Protection by verapamil of mitochondrial glutathione equilibrium and phospholipid changes during reperfusion of ischemic canine myocardium.
Pretreatment of the ischemic myocardium with verapamil protects against mitochondrial respiratory depression observed during ischemic arrest as well as during reperfusion. Since ischemic mitochondrial function appears not to be altered further by reperfusion, the purpose of this study is to identify a biochemical event affecting mitochondria that is specifically associated with reperfusion injury. It has been proposed that increased cellular Ca2+ influx and oxygen toxicity may result from reintroduction of coronary flow. Increased cytosolic Ca2+ is transmitted to the mitochondria with subsequent activation of Ca2+-dependent events, including phospholipase A2. Net production of lysophospholipids (and loss of total diacylphospholipids from the mitochondria) will proceed when reacylation mechanisms are inhibited. Since acyl-CoA:lysophospholipid acyltransferase is a sulfhydryl-sensitive enzyme and since increased activity of glutathione peroxidase shifts the levels of the mitochondrial sulfhydryl buffer, glutathione, towards oxidation, levels of glutathione and its oxidation state were measured during reperfusion in the absence or presence of verapamil pretreatment. Ischemia lowers total glutathione and reduces the redox ratio (reduced glutathione: oxidized glutathione) by 85%. Reperfusion partially returns the redox ratio to control by causing oxidized glutathione to disappear from the matrix.
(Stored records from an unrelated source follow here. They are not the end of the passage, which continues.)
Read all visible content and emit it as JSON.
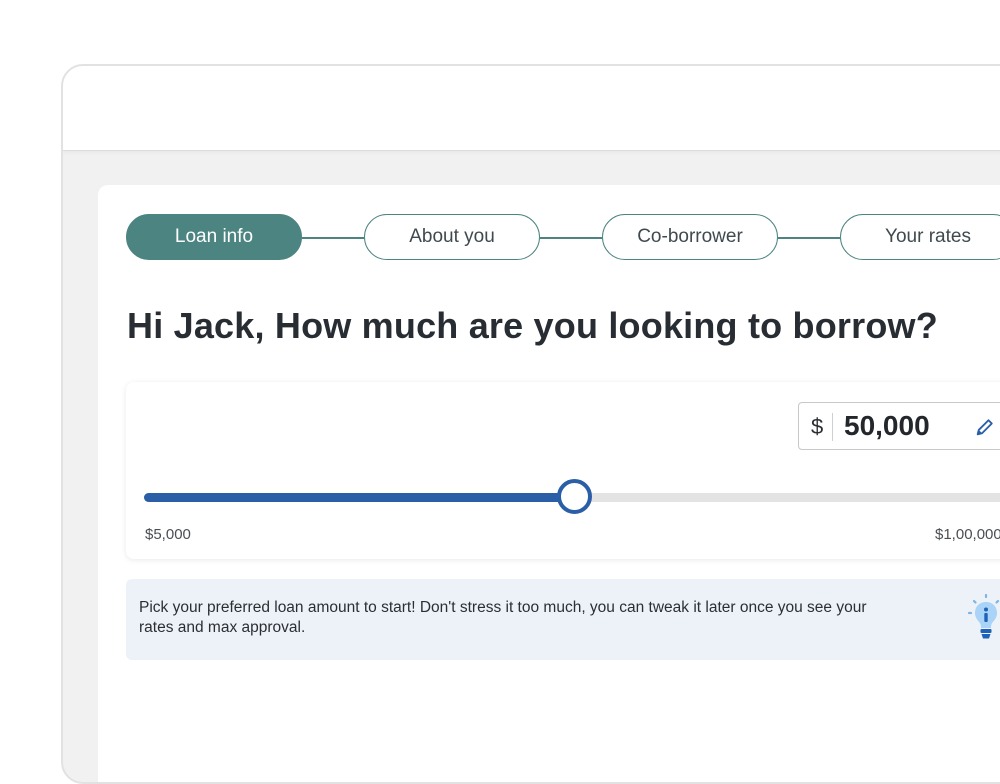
{
  "stepper": {
    "steps": [
      {
        "label": "Loan info",
        "active": true
      },
      {
        "label": "About you",
        "active": false
      },
      {
        "label": "Co-borrower",
        "active": false
      },
      {
        "label": "Your rates",
        "active": false
      }
    ]
  },
  "heading": "Hi Jack, How much are you looking to borrow?",
  "loan": {
    "currency_symbol": "$",
    "amount": "50,000",
    "min_label": "$5,000",
    "max_label": "$1,00,000",
    "slider_fraction": 0.478
  },
  "tip": {
    "text": "Pick your preferred loan amount to start! Don't stress it too much, you can tweak it later once you see your rates and max approval."
  },
  "icons": {
    "edit": "pencil-icon",
    "tip": "lightbulb-icon"
  },
  "colors": {
    "accent": "#4b8480",
    "slider": "#2a5fa8",
    "tip_background": "#edf2f9"
  }
}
Verapamil maintains both the concentration and the redox potential of glutathione at control levels. Concomitant with alterations in reduced glutathione:oxidized glutathione is a decrease in ischemic mitochondrial phospholipid content. During reperfusion, phosphatidylethanolamine and its major constituent fatty acids (C 18:0 and C 20:4) are specifically lost from the mitochondrial membrane. Accompanying the significant loss of arachidonic acid during reperfusion is the decreased content of 11-OH, 12-OH, and 15-OH arachidonate. These lipid peroxidation products are not increased in ischemia. It is proposed that oxidation of matrix glutathione to glutathione disulfide during ischemia results in formation of glutathione-protein mixed disulfides and inhibition of sulfhydryl-sensitive proteins, including acyl-CoA lysophosphatide acyltransferase. Thus, metabolic events occurring within the ischemic period set the stage for prolonged dysfunction during reperfusion.
- Copyright © 1987 by American Heart Association